U.S. terror watch list streamlined, updated instantaneously
(HOMELAND SECURITY NEWSWIRE) Now a single tip about a terror link will be enough for inclusion in the watch list for U.S. security officials, who have also evolved a quicker system to share the database of potential terrorists among screening agencies.
The master watch list of individuals with suspected links to terrorism is used to screen people seeking to obtain a visa, cross a U.S. border, or board a plane in or destined for the United States. Officials say they have made it easier to add individuals’ names to the watch list and improved the government’s ability to thwart terrorist attacks, the Washington Post reported.
Timothy Healy, director of the FBI’s Terrorist Screening Center, which maintains the master list, said the new guidelines balance the protection of Americans from terrorist threats with the preservation of civil liberties.
He said the watch list today is “more accurate, more agile,” providing valuable intelligence to a growing number of partners that include state and local police and foreign governments.
Another senior counter-terrorism official told the Post that officials have now “effectively in a broad stroke lowered the bar for inclusion.” The measure comes a year after a Nigerian man allegedly tried to blow up a Detroit-bound airliner. The U.S. government faced criticism for its failure to put Umar Farouk Abdulmutallab on the watch list despite his father warning U.S. officials of Abdulmutallab’s radicalisation in Yemen.
Sify news quotes senior counter-terrorism officials to say that since then, they have altered their criteria so that a single-source tip, as long as it is deemed credible, can lead to a name being placed on the watch list, the daily said.
Civil liberties groups argued that the government’s new criteria has made it even more likely that individuals who pose no threat will be swept up in the nation’s security apparatus, leading to potential violations of their privacy and making it difficult for them to travel.

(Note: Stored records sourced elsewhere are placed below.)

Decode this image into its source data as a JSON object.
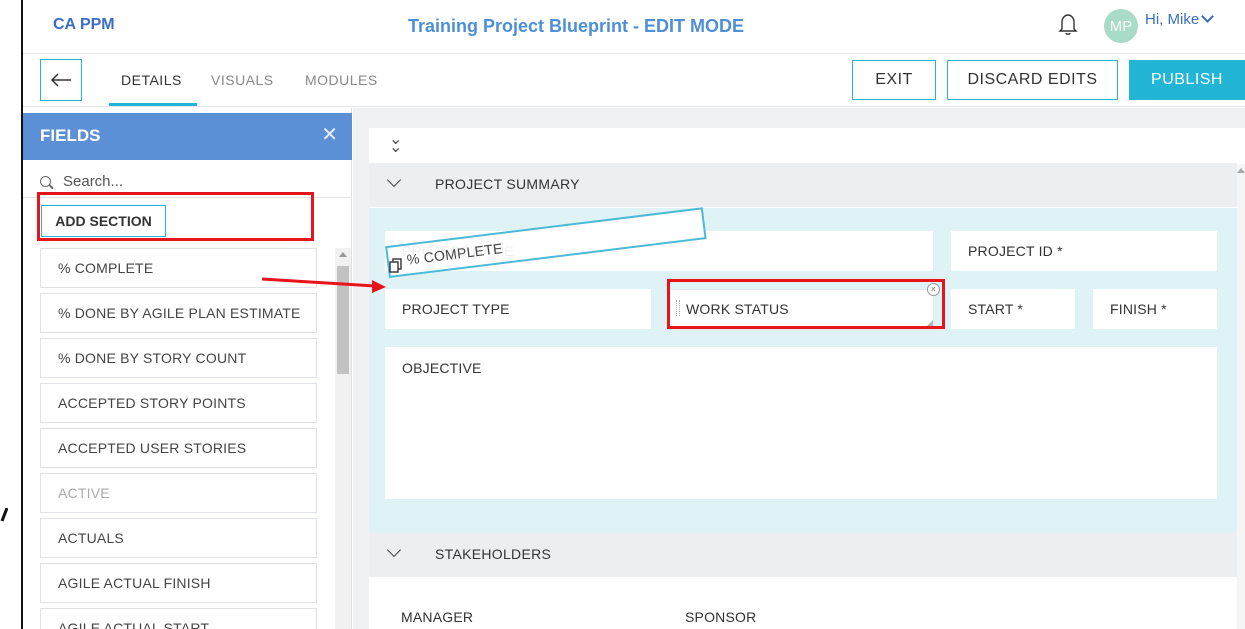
{
  "header": {
    "brand": "CA PPM",
    "title": "Training Project Blueprint - EDIT MODE",
    "avatar_initials": "MP",
    "greeting": "Hi, Mike"
  },
  "nav": {
    "tabs": [
      {
        "label": "DETAILS",
        "active": true
      },
      {
        "label": "VISUALS",
        "active": false
      },
      {
        "label": "MODULES",
        "active": false
      }
    ],
    "exit_label": "EXIT",
    "discard_label": "DISCARD EDITS",
    "publish_label": "PUBLISH"
  },
  "fields_panel": {
    "title": "FIELDS",
    "search_placeholder": "Search...",
    "add_section_label": "ADD SECTION",
    "items": [
      {
        "label": "% COMPLETE",
        "enabled": true
      },
      {
        "label": "% DONE BY AGILE PLAN ESTIMATE",
        "enabled": true
      },
      {
        "label": "% DONE BY STORY COUNT",
        "enabled": true
      },
      {
        "label": "ACCEPTED STORY POINTS",
        "enabled": true
      },
      {
        "label": "ACCEPTED USER STORIES",
        "enabled": true
      },
      {
        "label": "ACTIVE",
        "enabled": false
      },
      {
        "label": "ACTUALS",
        "enabled": true
      },
      {
        "label": "AGILE ACTUAL FINISH",
        "enabled": true
      },
      {
        "label": "AGILE ACTUAL START",
        "enabled": true
      }
    ]
  },
  "canvas": {
    "sections": [
      {
        "label": "PROJECT SUMMARY",
        "fields": {
          "project_name": "PROJECT NAME",
          "project_id": "PROJECT ID *",
          "project_type": "PROJECT TYPE",
          "work_status": "WORK STATUS",
          "start": "START *",
          "finish": "FINISH *",
          "objective": "OBJECTIVE"
        }
      },
      {
        "label": "STAKEHOLDERS",
        "fields": {
          "manager": "MANAGER",
          "sponsor": "SPONSOR"
        }
      }
    ],
    "dragging_field": "% COMPLETE"
  },
  "colors": {
    "accent": "#22b5d6",
    "panel_header": "#5b8fd6",
    "highlight": "#e8141b",
    "section_body": "#dff3f7"
  }
}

Officials insist, however, that they have been vigilant about keeping law-abiding people off the master list. The new criteria have led to only modest growth in the list, which stands at 440,000 people, about 5 percent more than last year. A vast majority are non-U.S. citizens.

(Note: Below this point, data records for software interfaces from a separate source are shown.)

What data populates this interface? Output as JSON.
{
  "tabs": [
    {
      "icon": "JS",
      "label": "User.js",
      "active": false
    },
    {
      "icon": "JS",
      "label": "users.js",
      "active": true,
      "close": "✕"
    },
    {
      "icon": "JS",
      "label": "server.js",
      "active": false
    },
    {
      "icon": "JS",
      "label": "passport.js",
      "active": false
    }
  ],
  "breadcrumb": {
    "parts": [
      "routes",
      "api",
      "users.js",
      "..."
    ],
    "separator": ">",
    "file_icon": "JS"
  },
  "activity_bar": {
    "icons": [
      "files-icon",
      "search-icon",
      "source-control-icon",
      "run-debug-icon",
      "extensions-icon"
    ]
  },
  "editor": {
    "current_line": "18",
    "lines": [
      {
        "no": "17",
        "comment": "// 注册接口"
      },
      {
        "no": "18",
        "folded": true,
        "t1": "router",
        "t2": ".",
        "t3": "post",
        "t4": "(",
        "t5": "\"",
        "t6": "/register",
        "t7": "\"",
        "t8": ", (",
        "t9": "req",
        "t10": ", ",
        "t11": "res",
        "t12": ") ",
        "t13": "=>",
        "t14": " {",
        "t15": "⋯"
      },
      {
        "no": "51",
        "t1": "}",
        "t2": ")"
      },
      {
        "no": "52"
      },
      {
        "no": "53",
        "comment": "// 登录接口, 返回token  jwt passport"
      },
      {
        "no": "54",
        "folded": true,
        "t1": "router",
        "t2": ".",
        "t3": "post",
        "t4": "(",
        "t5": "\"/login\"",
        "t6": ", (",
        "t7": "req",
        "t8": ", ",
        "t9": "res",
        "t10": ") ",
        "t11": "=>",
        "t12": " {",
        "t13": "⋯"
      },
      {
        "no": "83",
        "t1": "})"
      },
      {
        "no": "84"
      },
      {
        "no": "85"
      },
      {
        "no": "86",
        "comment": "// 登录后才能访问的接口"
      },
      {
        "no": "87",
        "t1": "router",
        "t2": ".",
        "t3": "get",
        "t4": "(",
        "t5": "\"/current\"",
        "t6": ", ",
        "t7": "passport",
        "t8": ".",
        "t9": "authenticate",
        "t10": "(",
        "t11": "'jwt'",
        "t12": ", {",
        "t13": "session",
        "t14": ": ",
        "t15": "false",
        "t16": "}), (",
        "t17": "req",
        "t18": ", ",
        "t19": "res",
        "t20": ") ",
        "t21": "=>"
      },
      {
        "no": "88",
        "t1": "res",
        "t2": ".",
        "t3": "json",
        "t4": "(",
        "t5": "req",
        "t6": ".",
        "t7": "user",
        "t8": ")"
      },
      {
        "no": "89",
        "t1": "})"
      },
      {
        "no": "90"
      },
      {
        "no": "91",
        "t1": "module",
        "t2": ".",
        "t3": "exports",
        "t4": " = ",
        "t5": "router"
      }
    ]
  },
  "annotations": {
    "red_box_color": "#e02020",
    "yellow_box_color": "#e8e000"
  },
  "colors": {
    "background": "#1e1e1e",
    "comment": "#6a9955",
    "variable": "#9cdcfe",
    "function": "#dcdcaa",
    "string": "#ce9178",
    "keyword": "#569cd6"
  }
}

“Despite the challenges we face, we have made significant improvements,” Michael E. Leiter, director of the National Counterterrorism Center, said in a speech this month at the Center for Strategic and International Studies. “And the result of that is, in my view, that the threat of that most severe, most complicated attack is significantly lower today than it was in 2001.”
The names on the watch list are culled from a much larger catch-all database that is housed at the National Counterterrorism Center and that includes a huge variety of terrorism-related intelligence.
The database, the Terrorist Identities Datamart Environment (TIDE), underwent a multimillion-dollar upgrade to streamline and automate the data so that only one record exists per person, no matter how many aliases that person might have.
Vicki Jo McBee, the counter-terrorism centre’s chief information officer, said the new system will also ease the sharing of fingerprints and iris and facial images of people on the watch list among screening agencies.
Instead of sending data once a night to the Terrorist Screening Center’s watch list, which can take hours, the new system should be able to update the list almost instantly as names are entered, McBee said, adding that the system is ready to be launched in January.
The National Counterterrorism Center has also developed a 70-person pursuit group to investigate “sleeper” terrorism threats, with four teams examining the regional hotbeds in Africa; in Yemen and the Arabian Gulf; in Pakistan and Europe; and in the United States. A fifth picks up the rest of the world.
The teams, which include analysts from the CIA, FBI, Defense Intelligence Agency, and National Security Agency, might take a tip about a suspect flying to the United States on a certain route, then study travel records to see whether they can find travelers who match the pattern.
They also mine Web sites for clues, in “a careful, legal way,” the official said.